Clearly there is an overall narrative string in Bioshock, but the progression from System Shock 2 and Thief seems to show that Levine is more and more being reborn as a storyteller who is embracing the strengths of the medium. This is refreshing considering that many die hard storytellers in games see a player's agency as a nuisance; as an affront to their own creativity.
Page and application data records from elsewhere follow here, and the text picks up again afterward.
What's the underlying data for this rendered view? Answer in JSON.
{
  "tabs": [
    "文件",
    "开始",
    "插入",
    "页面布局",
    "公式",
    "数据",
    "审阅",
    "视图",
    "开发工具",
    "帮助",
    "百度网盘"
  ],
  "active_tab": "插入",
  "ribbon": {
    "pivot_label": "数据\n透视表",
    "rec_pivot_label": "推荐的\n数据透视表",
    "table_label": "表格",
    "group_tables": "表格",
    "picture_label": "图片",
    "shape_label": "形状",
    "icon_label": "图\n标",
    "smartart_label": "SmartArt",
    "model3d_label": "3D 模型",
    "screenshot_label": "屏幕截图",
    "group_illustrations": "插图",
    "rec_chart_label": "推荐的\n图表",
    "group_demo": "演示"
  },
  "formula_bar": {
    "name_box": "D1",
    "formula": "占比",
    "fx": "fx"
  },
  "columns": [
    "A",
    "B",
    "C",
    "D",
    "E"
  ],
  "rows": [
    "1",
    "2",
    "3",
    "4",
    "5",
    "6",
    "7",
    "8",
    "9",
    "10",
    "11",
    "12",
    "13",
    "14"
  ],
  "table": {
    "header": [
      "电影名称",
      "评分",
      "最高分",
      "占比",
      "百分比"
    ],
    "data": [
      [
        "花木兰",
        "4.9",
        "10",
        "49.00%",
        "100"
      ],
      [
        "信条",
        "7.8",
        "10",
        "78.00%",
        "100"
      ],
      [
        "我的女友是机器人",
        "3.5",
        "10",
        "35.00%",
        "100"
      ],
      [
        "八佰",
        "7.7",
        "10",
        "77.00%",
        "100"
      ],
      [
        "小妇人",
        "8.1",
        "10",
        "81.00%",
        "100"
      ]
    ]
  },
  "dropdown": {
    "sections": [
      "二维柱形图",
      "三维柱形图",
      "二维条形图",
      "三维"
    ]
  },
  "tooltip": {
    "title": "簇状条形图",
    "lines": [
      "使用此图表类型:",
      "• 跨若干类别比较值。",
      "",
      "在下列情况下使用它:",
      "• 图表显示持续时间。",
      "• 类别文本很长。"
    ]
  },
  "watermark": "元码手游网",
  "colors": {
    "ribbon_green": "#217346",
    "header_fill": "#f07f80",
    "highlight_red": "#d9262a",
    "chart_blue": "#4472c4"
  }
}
The Narrative, in Bioshock's case, is just one expression of the underlying idea. It is amplified by the gameplay, and vice versa, since both gameplay and narrative are striving to explain the same thing. That moral choice to bio-engineer ones' self, or save a population if little girls is wrought implicit in the fundamental gameplay - moment by moment actions bear out themes in the story, and in more way that one! The openness of possible expression in your approach ("Rambo" for the slack jawed joes, "cerebral" for the poncey art fags) is bookended by a difficulty at either extremity: "All guns blazing" is possible but apparantly difficult; "Tower Defense: the FPS" likewise is hard to survive on alone, but is fully catered to. A mix of strategies, therefore, may be the easiest route, matching the "Fundamentalism is Baaad" overtones which the story tries to express.
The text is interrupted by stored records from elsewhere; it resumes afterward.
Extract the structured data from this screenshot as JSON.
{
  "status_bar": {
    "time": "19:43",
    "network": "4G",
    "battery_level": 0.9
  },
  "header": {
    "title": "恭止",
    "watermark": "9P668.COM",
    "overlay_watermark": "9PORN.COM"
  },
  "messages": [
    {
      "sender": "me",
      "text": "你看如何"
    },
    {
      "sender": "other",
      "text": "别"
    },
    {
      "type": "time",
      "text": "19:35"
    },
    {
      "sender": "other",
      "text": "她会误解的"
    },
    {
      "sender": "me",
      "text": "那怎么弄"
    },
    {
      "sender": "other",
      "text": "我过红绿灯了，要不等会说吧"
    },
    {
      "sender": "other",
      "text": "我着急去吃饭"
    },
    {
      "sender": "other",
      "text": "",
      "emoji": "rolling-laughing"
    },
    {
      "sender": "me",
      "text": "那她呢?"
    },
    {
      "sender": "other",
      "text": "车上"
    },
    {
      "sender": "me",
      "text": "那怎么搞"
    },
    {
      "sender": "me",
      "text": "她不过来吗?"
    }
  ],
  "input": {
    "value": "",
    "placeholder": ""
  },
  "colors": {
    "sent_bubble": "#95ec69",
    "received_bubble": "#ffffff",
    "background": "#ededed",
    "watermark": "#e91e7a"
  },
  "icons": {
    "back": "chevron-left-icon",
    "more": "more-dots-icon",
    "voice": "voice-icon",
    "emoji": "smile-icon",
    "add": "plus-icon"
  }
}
I should also mention that the level design also re-enforces the narrative message: it's a sprawling the mis en scene. That's the technique it uses best to describe that same message - the ubiquotous conflict between the arrogance of imposed structure and penetrating waters embodying nature's malevolence: fundamentalisms causing conflict.
The point is, it's a three way symbiosis between exposition of the story, exploration of the physical/virtual world, and experiencing the varied strategies. Level Design, Gameplay, and Narrative are naturally intertwined: That's because this is not a case of "Which came first: Chicken or Egg; Story or Mechanic". It works because every cardinally aligned medium employed in the game is its own expression of a single unified idea. Using the message as a seed, each part of the medium grows out to express the same thing, in their own unconflicting terms - on those different, non conflicting layers.
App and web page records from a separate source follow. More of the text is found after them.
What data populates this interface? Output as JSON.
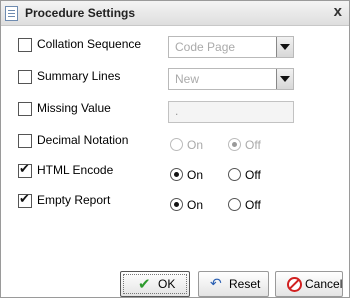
{
  "dialog": {
    "title": "Procedure Settings",
    "close_label": "x"
  },
  "settings": {
    "collation_sequence": {
      "label": "Collation Sequence",
      "checked": false,
      "dropdown_value": "Code Page"
    },
    "summary_lines": {
      "label": "Summary Lines",
      "checked": false,
      "dropdown_value": "New"
    },
    "missing_value": {
      "label": "Missing Value",
      "checked": false,
      "field_value": "."
    },
    "decimal_notation": {
      "label": "Decimal Notation",
      "checked": false,
      "on_label": "On",
      "off_label": "Off",
      "selected": "Off",
      "enabled": false
    },
    "html_encode": {
      "label": "HTML Encode",
      "checked": true,
      "on_label": "On",
      "off_label": "Off",
      "selected": "On",
      "enabled": true
    },
    "empty_report": {
      "label": "Empty Report",
      "checked": true,
      "on_label": "On",
      "off_label": "Off",
      "selected": "On",
      "enabled": true
    }
  },
  "buttons": {
    "ok": "OK",
    "reset": "Reset",
    "cancel": "Cancel"
  }
}
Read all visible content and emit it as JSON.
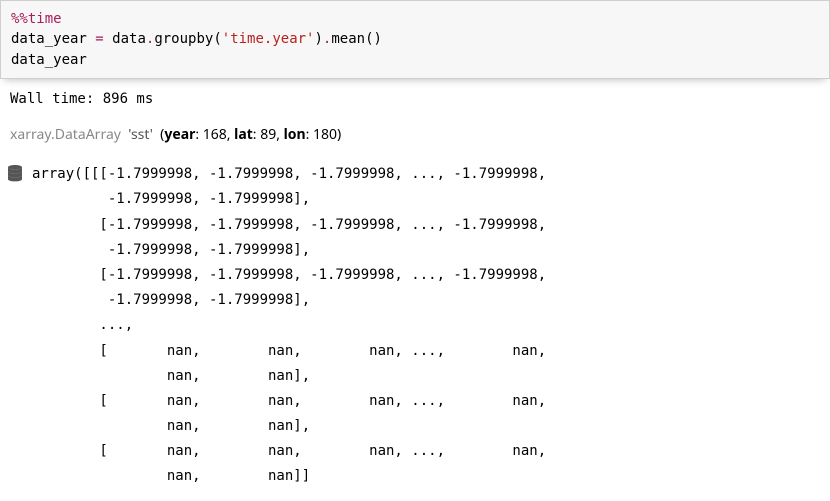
{
  "code": {
    "line1_magic": "%%time",
    "line2_pre": "data_year ",
    "line2_op": "=",
    "line2_mid": " data",
    "line2_dot1": ".",
    "line2_fn1": "groupby(",
    "line2_str": "'time.year'",
    "line2_close1": ")",
    "line2_dot2": ".",
    "line2_fn2": "mean()",
    "line3": "data_year"
  },
  "wall_time": "Wall time: 896 ms",
  "repr": {
    "module": "xarray.DataArray",
    "name": "'sst'",
    "dims_label": "(",
    "dim1k": "year",
    "dim1v": ": 168, ",
    "dim2k": "lat",
    "dim2v": ": 89, ",
    "dim3k": "lon",
    "dim3v": ": 180)"
  },
  "chart_data": {
    "type": "table",
    "title": "xarray.DataArray 'sst' (year: 168, lat: 89, lon: 180)",
    "wall_time_ms": 896,
    "dims": {
      "year": 168,
      "lat": 89,
      "lon": 180
    },
    "sample_fill_value": -1.7999998,
    "has_nan_rows": true
  },
  "array_repr": "array([[[-1.7999998, -1.7999998, -1.7999998, ..., -1.7999998,\n         -1.7999998, -1.7999998],\n        [-1.7999998, -1.7999998, -1.7999998, ..., -1.7999998,\n         -1.7999998, -1.7999998],\n        [-1.7999998, -1.7999998, -1.7999998, ..., -1.7999998,\n         -1.7999998, -1.7999998],\n        ...,\n        [       nan,        nan,        nan, ...,        nan,\n                nan,        nan],\n        [       nan,        nan,        nan, ...,        nan,\n                nan,        nan],\n        [       nan,        nan,        nan, ...,        nan,\n                nan,        nan]]"
}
I don't mean to imply that "Narrative as master" is a red herring, or that "You must have a story to justify a game mechanic". I don't believe either of those things - I welcome all approaches. I just felt that the idea that Bioshock delivers its message in one medium only, or that the other media utilized are subserviant, is false, and discredits the work that I know has gone into the game. Delivery of narrative is not the sole purpose of an artistic medium. Delivery of the idea is. And you can do it any bloody way you feel like. And you don't even have to be intentional about a message, because it's ultimately all in the interpretation!
I don't mean to sound like I think Levine indicted his own team, either. You know what I think happened? I think that a passionate journalist takes measures to dig deeper into details. I think Levine sensed that this guy is more interested in the higher level story, and placates him with more information about that side, playing to his wants, as every good designer should. Journalist (somehow) takes this as an implicit damning of what he percieves as a "lesser art" - that of basic interaction... kinaesthesia.
This whole post seems like an over-reaction to most, I'm sure. The reason that I rebut this incredibly minor point with this many words' worth of effort is because the idea that any one part of a game is more important to the medium than any other, by extension, denigrates what I'm trying to do with Goo: a focus on feel, and an expression of something greater through that one quality.
Just to show that I'm not being a total fanboy, I leave you with this Bioshock cover art, and the first words that sprung into my mind upon seeing it:
*Forgive me for a fruity embellishment which is probably translated wrong :/